CUTLER: We are likely to have an immense stalemate and I would not be surprised if we shut down the federal government over funding of discretionary health care early next year, the debt ceiling limit, the physicians’ payments. There will be about 10 opportunities to shut down the government. If we’re not going to shut them down, each time we’ll have to compromise and that strikes me as somewhat unlikely. […]
We will go through a burning bridge, I’m not quite sure of the right analogy, in the next few months. We will either have have or come increasingly close to having a government shut down and we will probably not have any agreement on how to move forward on health care, except with the idea that maybe the 2012 elections will settle a little bit more and that’s in part because there are no wise men, I think on the Republican side who are willing to meet anyone half way.
The forum focused on the Impact of the “2010 Elections on U.S. Healthcare Reform,” but also delved deeply into policy specifics about cost control mechanisms and the policy specifics in the Affordable Care Act. Another panelist, Douglas Holtz-Eakin, the former McCain campaign advisor and CBO director, predicted that Republicans will “unwind” the bill through the discretionary spending process. “It will slow down the implementation and in that way put it on a timetable to coincide with the 2012 election… that’s when this whole point will be resolved,” he said.

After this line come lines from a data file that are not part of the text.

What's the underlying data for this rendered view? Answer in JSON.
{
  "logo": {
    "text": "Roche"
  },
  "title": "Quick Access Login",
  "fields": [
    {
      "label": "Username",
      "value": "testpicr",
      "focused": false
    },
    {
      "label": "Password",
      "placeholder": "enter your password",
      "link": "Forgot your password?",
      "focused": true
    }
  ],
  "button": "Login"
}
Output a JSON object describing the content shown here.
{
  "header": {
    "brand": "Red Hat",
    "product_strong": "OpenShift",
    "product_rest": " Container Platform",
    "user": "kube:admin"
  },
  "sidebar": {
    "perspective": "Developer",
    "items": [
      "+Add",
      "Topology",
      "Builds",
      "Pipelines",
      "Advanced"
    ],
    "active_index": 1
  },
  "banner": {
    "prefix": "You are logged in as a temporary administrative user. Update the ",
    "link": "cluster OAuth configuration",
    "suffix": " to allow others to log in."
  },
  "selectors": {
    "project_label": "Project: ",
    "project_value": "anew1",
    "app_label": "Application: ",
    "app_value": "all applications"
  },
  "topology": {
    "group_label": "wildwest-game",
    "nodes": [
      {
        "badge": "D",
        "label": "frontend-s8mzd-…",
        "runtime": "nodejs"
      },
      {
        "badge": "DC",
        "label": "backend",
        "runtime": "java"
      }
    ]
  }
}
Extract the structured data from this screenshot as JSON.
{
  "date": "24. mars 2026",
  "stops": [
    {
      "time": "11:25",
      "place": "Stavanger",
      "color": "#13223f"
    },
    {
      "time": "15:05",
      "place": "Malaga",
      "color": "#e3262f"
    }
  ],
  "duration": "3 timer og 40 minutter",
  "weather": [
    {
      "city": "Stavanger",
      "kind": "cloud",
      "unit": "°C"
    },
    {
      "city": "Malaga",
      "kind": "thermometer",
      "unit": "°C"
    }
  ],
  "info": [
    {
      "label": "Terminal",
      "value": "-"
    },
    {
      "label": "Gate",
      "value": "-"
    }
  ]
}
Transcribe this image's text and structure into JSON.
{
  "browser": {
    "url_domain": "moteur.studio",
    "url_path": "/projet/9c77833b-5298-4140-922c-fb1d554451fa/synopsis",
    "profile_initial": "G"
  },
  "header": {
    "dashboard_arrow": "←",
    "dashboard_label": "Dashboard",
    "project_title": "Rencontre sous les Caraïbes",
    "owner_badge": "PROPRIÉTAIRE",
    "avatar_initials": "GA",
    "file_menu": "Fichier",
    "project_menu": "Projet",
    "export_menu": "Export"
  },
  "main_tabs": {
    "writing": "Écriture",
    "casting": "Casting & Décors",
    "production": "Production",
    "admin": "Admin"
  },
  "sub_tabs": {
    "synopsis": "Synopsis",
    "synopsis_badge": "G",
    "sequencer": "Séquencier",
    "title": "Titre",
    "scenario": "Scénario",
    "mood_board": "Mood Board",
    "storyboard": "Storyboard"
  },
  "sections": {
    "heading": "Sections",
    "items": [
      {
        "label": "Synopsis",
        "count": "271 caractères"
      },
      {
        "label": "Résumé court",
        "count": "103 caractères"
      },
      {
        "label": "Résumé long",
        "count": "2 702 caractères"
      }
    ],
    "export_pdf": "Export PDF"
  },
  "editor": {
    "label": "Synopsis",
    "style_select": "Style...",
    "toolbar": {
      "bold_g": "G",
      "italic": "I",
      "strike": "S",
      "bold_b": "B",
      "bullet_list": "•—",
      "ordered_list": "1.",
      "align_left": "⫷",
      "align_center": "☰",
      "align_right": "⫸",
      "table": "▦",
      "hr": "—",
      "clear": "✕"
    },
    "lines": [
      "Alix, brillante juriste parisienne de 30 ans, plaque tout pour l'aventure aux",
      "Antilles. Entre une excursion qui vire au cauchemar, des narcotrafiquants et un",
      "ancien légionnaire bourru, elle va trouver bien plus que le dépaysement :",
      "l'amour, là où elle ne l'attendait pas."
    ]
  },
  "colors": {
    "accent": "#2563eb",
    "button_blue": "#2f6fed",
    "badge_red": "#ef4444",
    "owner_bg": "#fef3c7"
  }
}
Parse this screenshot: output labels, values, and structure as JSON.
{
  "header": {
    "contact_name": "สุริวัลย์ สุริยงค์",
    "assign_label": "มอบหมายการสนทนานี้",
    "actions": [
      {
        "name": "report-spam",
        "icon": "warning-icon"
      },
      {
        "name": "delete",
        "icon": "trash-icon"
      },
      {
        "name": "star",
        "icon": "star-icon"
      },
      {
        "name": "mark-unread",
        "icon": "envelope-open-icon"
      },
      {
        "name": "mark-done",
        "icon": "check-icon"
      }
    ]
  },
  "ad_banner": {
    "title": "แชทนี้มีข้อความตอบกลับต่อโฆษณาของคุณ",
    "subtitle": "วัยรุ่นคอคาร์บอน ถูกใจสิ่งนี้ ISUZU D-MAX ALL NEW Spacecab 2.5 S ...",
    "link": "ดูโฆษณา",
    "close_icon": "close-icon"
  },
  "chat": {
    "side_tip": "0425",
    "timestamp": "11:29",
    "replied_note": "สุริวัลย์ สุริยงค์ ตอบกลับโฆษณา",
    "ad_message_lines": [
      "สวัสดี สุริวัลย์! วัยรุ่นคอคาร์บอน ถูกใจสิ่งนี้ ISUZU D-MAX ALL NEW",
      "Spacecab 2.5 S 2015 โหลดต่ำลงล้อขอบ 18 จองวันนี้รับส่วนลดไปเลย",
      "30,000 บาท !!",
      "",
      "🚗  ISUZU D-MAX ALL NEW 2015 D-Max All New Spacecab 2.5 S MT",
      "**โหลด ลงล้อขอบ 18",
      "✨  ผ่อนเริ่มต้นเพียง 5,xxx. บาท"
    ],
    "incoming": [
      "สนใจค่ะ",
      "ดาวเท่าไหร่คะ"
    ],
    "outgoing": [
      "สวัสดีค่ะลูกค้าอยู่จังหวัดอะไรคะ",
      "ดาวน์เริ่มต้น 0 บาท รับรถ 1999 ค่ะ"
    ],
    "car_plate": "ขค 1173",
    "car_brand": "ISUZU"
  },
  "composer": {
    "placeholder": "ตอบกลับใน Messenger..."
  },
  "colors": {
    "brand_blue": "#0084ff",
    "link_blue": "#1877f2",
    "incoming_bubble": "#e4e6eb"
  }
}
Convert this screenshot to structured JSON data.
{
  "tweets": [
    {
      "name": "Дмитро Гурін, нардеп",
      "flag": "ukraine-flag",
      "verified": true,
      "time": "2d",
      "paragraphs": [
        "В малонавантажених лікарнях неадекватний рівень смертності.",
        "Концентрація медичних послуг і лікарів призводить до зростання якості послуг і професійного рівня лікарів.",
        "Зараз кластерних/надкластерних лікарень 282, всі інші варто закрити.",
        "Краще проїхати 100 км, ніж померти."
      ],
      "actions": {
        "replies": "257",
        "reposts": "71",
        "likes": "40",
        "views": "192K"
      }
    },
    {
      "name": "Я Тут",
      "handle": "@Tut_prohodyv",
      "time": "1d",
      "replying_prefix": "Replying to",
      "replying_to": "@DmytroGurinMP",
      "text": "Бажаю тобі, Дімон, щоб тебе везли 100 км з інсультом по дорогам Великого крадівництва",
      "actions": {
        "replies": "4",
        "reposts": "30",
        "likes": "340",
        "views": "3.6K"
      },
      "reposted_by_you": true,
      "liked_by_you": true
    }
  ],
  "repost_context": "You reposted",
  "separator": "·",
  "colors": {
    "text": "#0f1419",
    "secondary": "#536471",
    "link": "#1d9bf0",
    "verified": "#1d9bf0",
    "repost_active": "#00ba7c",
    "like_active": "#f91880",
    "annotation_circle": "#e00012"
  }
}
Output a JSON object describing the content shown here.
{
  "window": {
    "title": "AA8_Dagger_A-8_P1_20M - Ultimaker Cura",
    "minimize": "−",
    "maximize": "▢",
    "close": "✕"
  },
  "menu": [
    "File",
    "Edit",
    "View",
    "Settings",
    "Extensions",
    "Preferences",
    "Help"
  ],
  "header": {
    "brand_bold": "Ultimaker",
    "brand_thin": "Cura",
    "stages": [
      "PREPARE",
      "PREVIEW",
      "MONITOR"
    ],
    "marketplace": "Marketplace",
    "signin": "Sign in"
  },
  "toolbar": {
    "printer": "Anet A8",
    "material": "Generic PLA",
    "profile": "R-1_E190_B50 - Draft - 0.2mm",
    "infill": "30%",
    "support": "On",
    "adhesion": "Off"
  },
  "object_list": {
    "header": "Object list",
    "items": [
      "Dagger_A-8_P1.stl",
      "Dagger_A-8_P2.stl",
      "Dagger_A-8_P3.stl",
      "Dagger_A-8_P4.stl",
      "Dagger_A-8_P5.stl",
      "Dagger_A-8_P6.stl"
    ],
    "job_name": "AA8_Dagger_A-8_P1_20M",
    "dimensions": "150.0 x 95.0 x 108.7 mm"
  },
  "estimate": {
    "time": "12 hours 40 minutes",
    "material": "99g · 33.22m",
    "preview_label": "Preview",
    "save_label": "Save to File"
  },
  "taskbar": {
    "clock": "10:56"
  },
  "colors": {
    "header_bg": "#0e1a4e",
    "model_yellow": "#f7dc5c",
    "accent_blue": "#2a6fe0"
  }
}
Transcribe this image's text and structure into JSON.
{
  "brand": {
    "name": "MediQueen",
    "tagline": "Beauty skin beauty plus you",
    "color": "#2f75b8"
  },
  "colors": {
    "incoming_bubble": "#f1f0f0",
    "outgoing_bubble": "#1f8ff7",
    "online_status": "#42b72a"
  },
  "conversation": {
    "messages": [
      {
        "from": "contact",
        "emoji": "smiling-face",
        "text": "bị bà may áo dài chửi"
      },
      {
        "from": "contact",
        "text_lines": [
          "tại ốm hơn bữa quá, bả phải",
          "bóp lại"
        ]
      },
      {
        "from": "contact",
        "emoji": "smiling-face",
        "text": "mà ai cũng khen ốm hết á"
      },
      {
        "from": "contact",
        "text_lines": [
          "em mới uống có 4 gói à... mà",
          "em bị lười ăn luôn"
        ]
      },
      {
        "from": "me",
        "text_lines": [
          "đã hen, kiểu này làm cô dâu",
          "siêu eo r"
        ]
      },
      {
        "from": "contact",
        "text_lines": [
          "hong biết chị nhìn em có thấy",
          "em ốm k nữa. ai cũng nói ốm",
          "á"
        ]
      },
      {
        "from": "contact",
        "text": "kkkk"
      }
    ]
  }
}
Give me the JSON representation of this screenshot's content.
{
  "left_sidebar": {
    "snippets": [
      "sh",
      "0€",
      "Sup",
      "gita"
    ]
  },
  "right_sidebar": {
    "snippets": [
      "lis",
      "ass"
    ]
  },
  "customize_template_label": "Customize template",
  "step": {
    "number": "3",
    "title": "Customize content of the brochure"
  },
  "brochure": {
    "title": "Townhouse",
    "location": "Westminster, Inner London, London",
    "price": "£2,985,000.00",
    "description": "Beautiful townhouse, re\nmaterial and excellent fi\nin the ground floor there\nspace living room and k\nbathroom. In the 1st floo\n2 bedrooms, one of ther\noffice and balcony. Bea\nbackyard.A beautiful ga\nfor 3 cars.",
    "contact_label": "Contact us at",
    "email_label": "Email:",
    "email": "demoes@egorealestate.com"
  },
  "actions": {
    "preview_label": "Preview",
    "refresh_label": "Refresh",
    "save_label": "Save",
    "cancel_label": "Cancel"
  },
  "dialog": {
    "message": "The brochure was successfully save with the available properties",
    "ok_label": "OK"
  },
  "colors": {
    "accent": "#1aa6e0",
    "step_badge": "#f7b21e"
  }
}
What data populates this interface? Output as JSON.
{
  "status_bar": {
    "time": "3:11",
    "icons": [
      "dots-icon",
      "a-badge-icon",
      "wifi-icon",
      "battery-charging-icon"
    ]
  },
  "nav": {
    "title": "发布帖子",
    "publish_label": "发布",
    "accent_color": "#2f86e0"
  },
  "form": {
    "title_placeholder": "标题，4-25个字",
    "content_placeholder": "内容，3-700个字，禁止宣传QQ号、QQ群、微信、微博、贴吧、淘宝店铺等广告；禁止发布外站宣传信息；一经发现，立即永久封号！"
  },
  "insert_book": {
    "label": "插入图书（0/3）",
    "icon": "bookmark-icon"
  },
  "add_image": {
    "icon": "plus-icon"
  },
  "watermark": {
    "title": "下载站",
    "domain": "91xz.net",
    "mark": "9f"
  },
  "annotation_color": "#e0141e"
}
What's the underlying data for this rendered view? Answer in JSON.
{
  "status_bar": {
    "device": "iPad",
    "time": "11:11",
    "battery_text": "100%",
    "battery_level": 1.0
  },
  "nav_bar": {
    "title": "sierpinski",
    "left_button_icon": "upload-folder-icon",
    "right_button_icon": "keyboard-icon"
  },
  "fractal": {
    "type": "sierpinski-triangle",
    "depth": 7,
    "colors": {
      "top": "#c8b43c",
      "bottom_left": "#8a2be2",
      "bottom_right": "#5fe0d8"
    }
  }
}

Yesterday, Senate Minority Leader Mitch McConnell (R-KY) suggested that Republicans would not shut down the government over the issue, telling CNN’s John King, “we’re not talking about shutting down the government. What we’re doing here is talking about responding to the American people’s desire that this bill not become law.”